Source records:
= Beginning of Section =

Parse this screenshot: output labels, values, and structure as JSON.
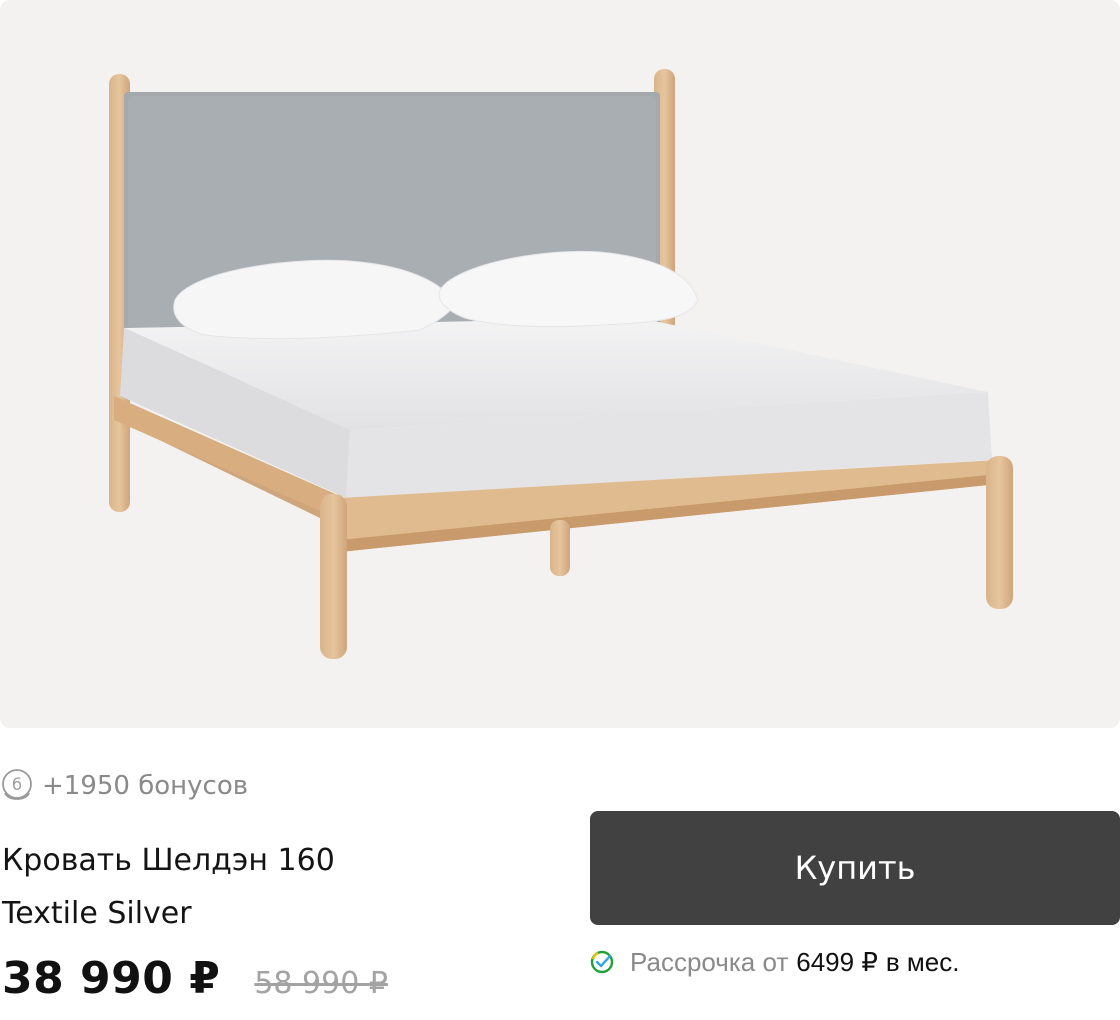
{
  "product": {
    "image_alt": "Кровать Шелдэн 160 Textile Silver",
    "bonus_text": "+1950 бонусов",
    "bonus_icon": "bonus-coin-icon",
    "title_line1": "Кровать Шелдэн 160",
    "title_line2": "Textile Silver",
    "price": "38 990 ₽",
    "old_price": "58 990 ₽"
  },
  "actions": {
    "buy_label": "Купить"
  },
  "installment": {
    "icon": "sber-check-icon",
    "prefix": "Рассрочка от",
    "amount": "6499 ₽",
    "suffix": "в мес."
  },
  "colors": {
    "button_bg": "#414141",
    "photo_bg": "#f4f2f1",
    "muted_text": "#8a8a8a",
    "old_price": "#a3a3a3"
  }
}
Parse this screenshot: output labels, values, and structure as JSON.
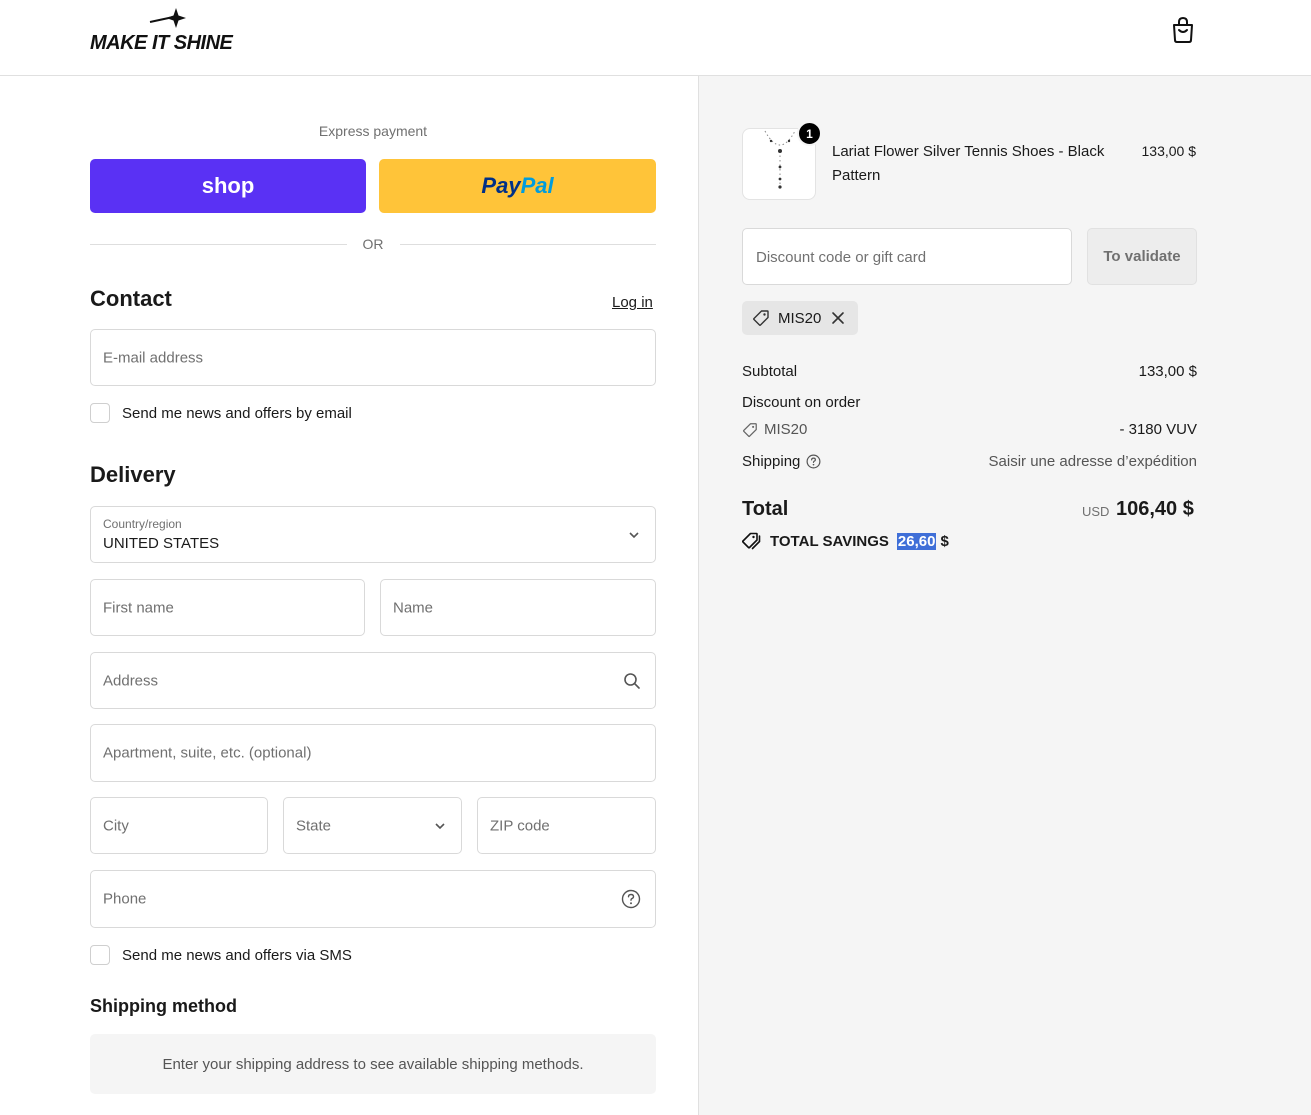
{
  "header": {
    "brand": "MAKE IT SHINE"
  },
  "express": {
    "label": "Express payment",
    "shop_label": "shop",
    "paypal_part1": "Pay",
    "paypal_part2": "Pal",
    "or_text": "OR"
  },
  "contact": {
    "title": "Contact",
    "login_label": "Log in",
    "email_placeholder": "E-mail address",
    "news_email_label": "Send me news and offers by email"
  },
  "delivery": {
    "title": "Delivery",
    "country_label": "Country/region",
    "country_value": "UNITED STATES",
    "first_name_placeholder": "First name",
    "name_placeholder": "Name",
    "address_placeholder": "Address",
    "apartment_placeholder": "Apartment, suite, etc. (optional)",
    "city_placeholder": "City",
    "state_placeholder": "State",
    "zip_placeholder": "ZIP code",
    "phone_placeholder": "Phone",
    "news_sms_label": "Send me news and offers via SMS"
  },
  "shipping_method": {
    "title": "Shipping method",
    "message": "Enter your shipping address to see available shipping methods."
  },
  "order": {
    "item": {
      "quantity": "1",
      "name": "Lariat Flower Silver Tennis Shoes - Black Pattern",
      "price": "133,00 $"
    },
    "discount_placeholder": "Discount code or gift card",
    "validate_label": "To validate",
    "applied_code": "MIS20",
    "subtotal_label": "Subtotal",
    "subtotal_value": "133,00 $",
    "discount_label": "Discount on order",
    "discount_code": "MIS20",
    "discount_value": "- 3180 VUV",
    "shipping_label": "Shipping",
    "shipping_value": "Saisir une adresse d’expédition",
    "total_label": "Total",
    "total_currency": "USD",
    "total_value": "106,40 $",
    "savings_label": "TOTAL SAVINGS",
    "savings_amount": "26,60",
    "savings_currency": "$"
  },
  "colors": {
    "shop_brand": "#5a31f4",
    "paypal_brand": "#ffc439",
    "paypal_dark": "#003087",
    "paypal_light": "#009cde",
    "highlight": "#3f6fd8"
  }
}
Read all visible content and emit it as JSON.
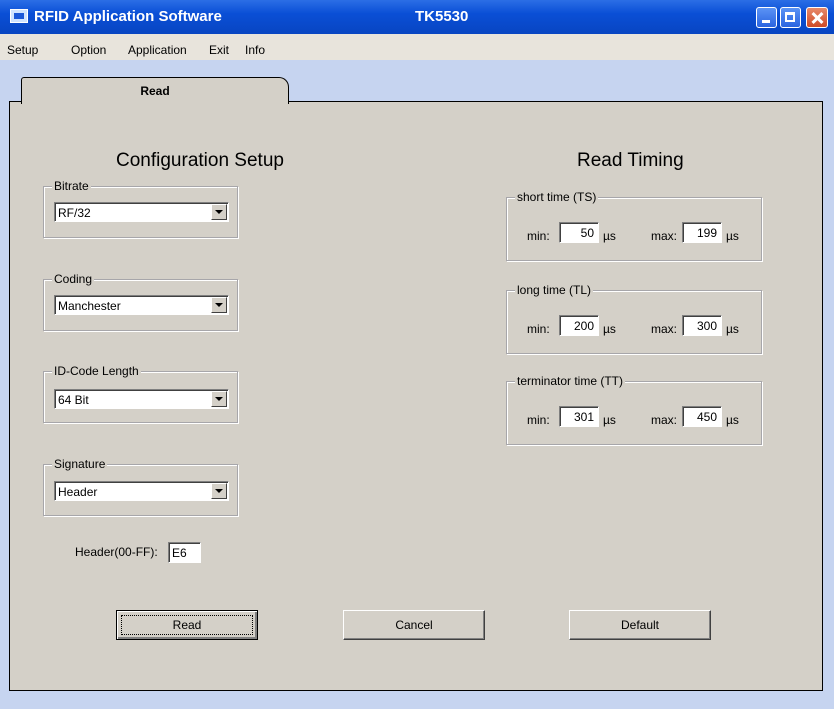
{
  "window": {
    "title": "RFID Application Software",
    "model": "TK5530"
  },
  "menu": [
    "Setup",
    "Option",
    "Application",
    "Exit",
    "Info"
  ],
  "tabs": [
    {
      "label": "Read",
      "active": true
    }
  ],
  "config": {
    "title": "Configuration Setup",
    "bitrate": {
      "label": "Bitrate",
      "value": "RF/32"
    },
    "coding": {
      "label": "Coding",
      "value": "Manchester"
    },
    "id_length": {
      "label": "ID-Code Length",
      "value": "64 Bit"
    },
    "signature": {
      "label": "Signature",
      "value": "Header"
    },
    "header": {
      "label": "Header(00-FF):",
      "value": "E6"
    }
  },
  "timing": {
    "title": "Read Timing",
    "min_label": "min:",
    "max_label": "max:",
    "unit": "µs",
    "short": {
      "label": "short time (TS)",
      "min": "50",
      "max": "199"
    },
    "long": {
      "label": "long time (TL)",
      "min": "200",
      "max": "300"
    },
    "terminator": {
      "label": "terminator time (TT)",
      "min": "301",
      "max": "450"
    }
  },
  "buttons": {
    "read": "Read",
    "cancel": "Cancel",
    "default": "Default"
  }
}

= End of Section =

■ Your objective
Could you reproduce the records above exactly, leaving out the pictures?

■ Answer to this exercise
Parse this screenshot: output labels, values, and structure as JSON.
{
  "product": {
    "image_alt": "Кровать Шелдэн 160 Textile Silver",
    "bonus_text": "+1950 бонусов",
    "bonus_icon": "bonus-coin-icon",
    "title_line1": "Кровать Шелдэн 160",
    "title_line2": "Textile Silver",
    "price": "38 990 ₽",
    "old_price": "58 990 ₽"
  },
  "actions": {
    "buy_label": "Купить"
  },
  "installment": {
    "icon": "sber-check-icon",
    "prefix": "Рассрочка от",
    "amount": "6499 ₽",
    "suffix": "в мес."
  },
  "colors": {
    "button_bg": "#414141",
    "photo_bg": "#f4f2f1",
    "muted_text": "#8a8a8a",
    "old_price": "#a3a3a3"
  }
}
Parse this screenshot: output labels, values, and structure as JSON.
{
  "header": {
    "brand": "MAKE IT SHINE"
  },
  "express": {
    "label": "Express payment",
    "shop_label": "shop",
    "paypal_part1": "Pay",
    "paypal_part2": "Pal",
    "or_text": "OR"
  },
  "contact": {
    "title": "Contact",
    "login_label": "Log in",
    "email_placeholder": "E-mail address",
    "news_email_label": "Send me news and offers by email"
  },
  "delivery": {
    "title": "Delivery",
    "country_label": "Country/region",
    "country_value": "UNITED STATES",
    "first_name_placeholder": "First name",
    "name_placeholder": "Name",
    "address_placeholder": "Address",
    "apartment_placeholder": "Apartment, suite, etc. (optional)",
    "city_placeholder": "City",
    "state_placeholder": "State",
    "zip_placeholder": "ZIP code",
    "phone_placeholder": "Phone",
    "news_sms_label": "Send me news and offers via SMS"
  },
  "shipping_method": {
    "title": "Shipping method",
    "message": "Enter your shipping address to see available shipping methods."
  },
  "order": {
    "item": {
      "quantity": "1",
      "name": "Lariat Flower Silver Tennis Shoes - Black Pattern",
      "price": "133,00 $"
    },
    "discount_placeholder": "Discount code or gift card",
    "validate_label": "To validate",
    "applied_code": "MIS20",
    "subtotal_label": "Subtotal",
    "subtotal_value": "133,00 $",
    "discount_label": "Discount on order",
    "discount_code": "MIS20",
    "discount_value": "- 3180 VUV",
    "shipping_label": "Shipping",
    "shipping_value": "Saisir une adresse d’expédition",
    "total_label": "Total",
    "total_currency": "USD",
    "total_value": "106,40 $",
    "savings_label": "TOTAL SAVINGS",
    "savings_amount": "26,60",
    "savings_currency": "$"
  },
  "colors": {
    "shop_brand": "#5a31f4",
    "paypal_brand": "#ffc439",
    "paypal_dark": "#003087",
    "paypal_light": "#009cde",
    "highlight": "#3f6fd8"
  }
}
Read all visible content and emit it as JSON.
{
  "window": {
    "title": "RFID Application Software",
    "model": "TK5530"
  },
  "menu": [
    "Setup",
    "Option",
    "Application",
    "Exit",
    "Info"
  ],
  "tabs": [
    {
      "label": "Read",
      "active": true
    }
  ],
  "config": {
    "title": "Configuration Setup",
    "bitrate": {
      "label": "Bitrate",
      "value": "RF/32"
    },
    "coding": {
      "label": "Coding",
      "value": "Manchester"
    },
    "id_length": {
      "label": "ID-Code Length",
      "value": "64 Bit"
    },
    "signature": {
      "label": "Signature",
      "value": "Header"
    },
    "header": {
      "label": "Header(00-FF):",
      "value": "E6"
    }
  },
  "timing": {
    "title": "Read Timing",
    "min_label": "min:",
    "max_label": "max:",
    "unit": "µs",
    "short": {
      "label": "short time (TS)",
      "min": "50",
      "max": "199"
    },
    "long": {
      "label": "long time (TL)",
      "min": "200",
      "max": "300"
    },
    "terminator": {
      "label": "terminator time (TT)",
      "min": "301",
      "max": "450"
    }
  },
  "buttons": {
    "read": "Read",
    "cancel": "Cancel",
    "default": "Default"
  }
}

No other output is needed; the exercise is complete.